Toyota Tacoma grows bigger and better

By Jim Meachen and Ted Biederman

Toyota has been highly successful selling small pickup trucks in the United States since it introduced the Stout in 1964. The name was changed to Hi-Lux in 1969, and by September 1977 Toyota had sold a million trucks to U.S. customers.

The pickup’s last complete makeover occurred in 1995 when the Tacoma nameplate was introduced. For a decade the Tacoma has been one of the most popular pickups in the segment with only minor modifications and a few exterior styling tweaks.

Toyota Sequoia in a game of numbers

By Jim Meachen and Ted Biederman

With little fanfare, Toyota has endowed its biggest sport utility vehicle with more horsepower and torque.

The large Sequoia, which has done battle with the Ford Expedition and Chevrolet Tahoe since 2001 and with the Nissan Armada since 2003, needed an injection of power. And darn if they didn’t sneak some in while we weren’t looking.

Toyota Corolla XRS adds a touch of rush

By Jim Meachen and Ted Biederman

Toyota Corolla is the world’s best selling car. That may be news to some people. But for the hundreds of thousands of Americans who have owned a Corolla in recent times, that won’t come as a surprise.
They know about the compact car’s build quality, reliability, excellent resale value and good gas mileage. And consequently it should come as no surprise, too, that this year, J.D. Power and Associates named the Corolla the most dependable compact car sold in America.

Toyota’s 2005 Avalon has a new look and new energy

By Jim Meachen and Ted Biederman

We sat in a press conference in Atlanta more than 10 years ago thinking what an idiotic decision. Toyota was heralding the addition of a full-sized sedan to its lineup of small and mid-sized cars and trucks.

The Japanese automaker was announcing a new car with a front bench seat option and a shifter on the column that would give it six-passenger space and go head-to-head with Buick, Chrysler and Mercury.

Suzuki Aerio SX is sure to win new friends

By Jim Meachen and Ted Biederman

Suzuki has always been a minor player in the U.S. auto market. The Japanese company over the past couple of decades is perhaps most known for its small sport utility vehicles and its partner relationship with General Motors.

For many people in the U.S., Suzuki is probably better known for its motorcycles. It is the world’s third-largest motorcycle builder.

tC moves Scion beyond Gen Y

By Jim Meachen and Ted Biederman

Throw out the Gen Y rigmarole. This neatly designed and well-built Scion hatchback is a mainstream product. If it appeals to us it surely will appeal to anyone who is interested in a sporty two-door car with impeccable fit and finish that is fun to drive.

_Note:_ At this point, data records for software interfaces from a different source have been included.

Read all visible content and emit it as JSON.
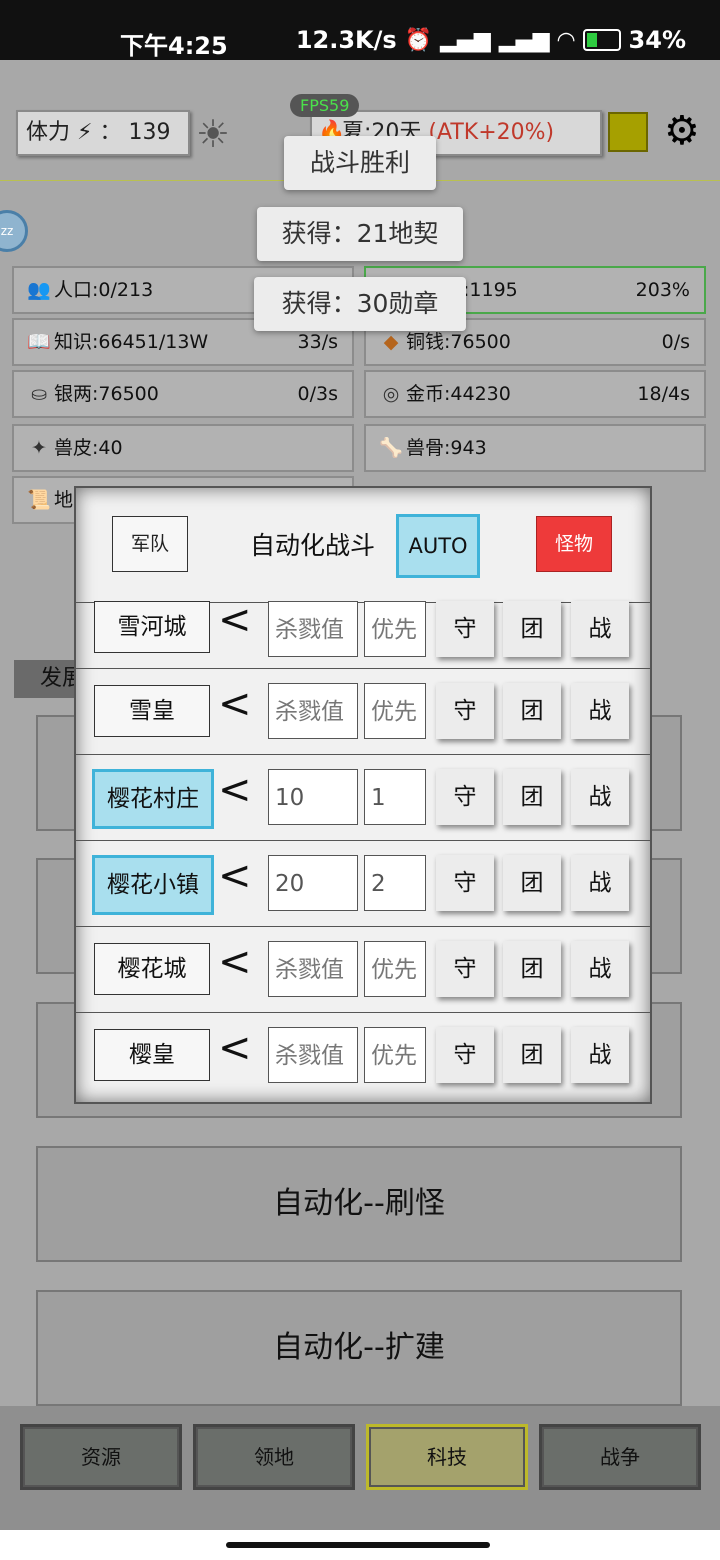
{
  "status_bar": {
    "time": "下午4:25",
    "net_speed": "12.3K/s",
    "battery": "34%",
    "icons": [
      "alarm-icon",
      "signal-icon",
      "signal-icon",
      "wifi-icon",
      "battery-icon"
    ]
  },
  "hud": {
    "fps": "FPS59",
    "stamina_label": "体力",
    "stamina_sep": "：",
    "stamina_value": "139",
    "season_text": "夏:20天 ",
    "season_bonus": "(ATK+20%)",
    "bubble": "zz"
  },
  "resources": [
    {
      "icon": "people-icon",
      "label": "人口:0/213",
      "rate": ""
    },
    {
      "icon": "smile-icon",
      "label": "幸福感:1195",
      "rate": "203%"
    },
    {
      "icon": "book-icon",
      "label": "知识:66451/13W",
      "rate": "33/s"
    },
    {
      "icon": "coin-icon",
      "label": "铜钱:76500",
      "rate": "0/s"
    },
    {
      "icon": "ingot-icon",
      "label": "银两:76500",
      "rate": "0/3s"
    },
    {
      "icon": "gold-icon",
      "label": "金币:44230",
      "rate": "18/4s"
    },
    {
      "icon": "pelt-icon",
      "label": "兽皮:40",
      "rate": ""
    },
    {
      "icon": "bone-icon",
      "label": "兽骨:943",
      "rate": ""
    },
    {
      "icon": "scroll-icon",
      "label": "地",
      "rate": ""
    }
  ],
  "dev_tab": "发展",
  "cards": [
    "自动化--刷怪",
    "自动化--扩建"
  ],
  "bottom_nav": [
    "资源",
    "领地",
    "科技",
    "战争"
  ],
  "toasts": [
    "战斗胜利",
    "获得：21地契",
    "获得：30勋章"
  ],
  "modal": {
    "army_button": "军队",
    "title": "自动化战斗",
    "auto_button": "AUTO",
    "monster_button": "怪物",
    "lt_symbol": "<",
    "actions": [
      "守",
      "团",
      "战"
    ],
    "rows": [
      {
        "city": "雪河城",
        "selected": false,
        "kill": "杀戮值",
        "priority": "优先"
      },
      {
        "city": "雪皇",
        "selected": false,
        "kill": "杀戮值",
        "priority": "优先"
      },
      {
        "city": "樱花村庄",
        "selected": true,
        "kill": "10",
        "priority": "1"
      },
      {
        "city": "樱花小镇",
        "selected": true,
        "kill": "20",
        "priority": "2"
      },
      {
        "city": "樱花城",
        "selected": false,
        "kill": "杀戮值",
        "priority": "优先"
      },
      {
        "city": "樱皇",
        "selected": false,
        "kill": "杀戮值",
        "priority": "优先"
      }
    ]
  }
}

If we are going to hook a target audience up to the all-new Scion tC, let’s throw in a couple other market demographic types such as Generation X and the Baby Boomers.

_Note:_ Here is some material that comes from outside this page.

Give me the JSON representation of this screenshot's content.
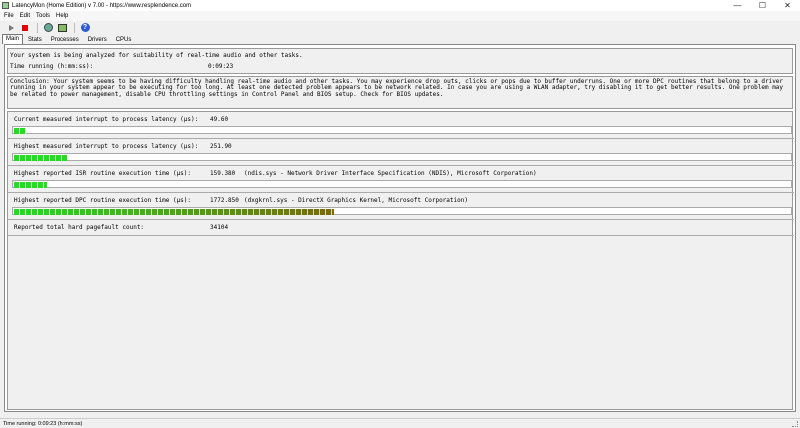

Porsche Cayenne S goes anywhere with gusto

By Jim Meachen and Ted Biederman

He scratched his head in an “I don¹t believe it” posture as he walked around the Porsche Cayenne S in the parking lot of our townhome community. Our maintenance guy knows that Porsche has built sports cars for many years. And he knows that Chevrolet and Ford build trucks. He drives a pickup every day. And he probably knows that most automakers build some sort of SUV these days.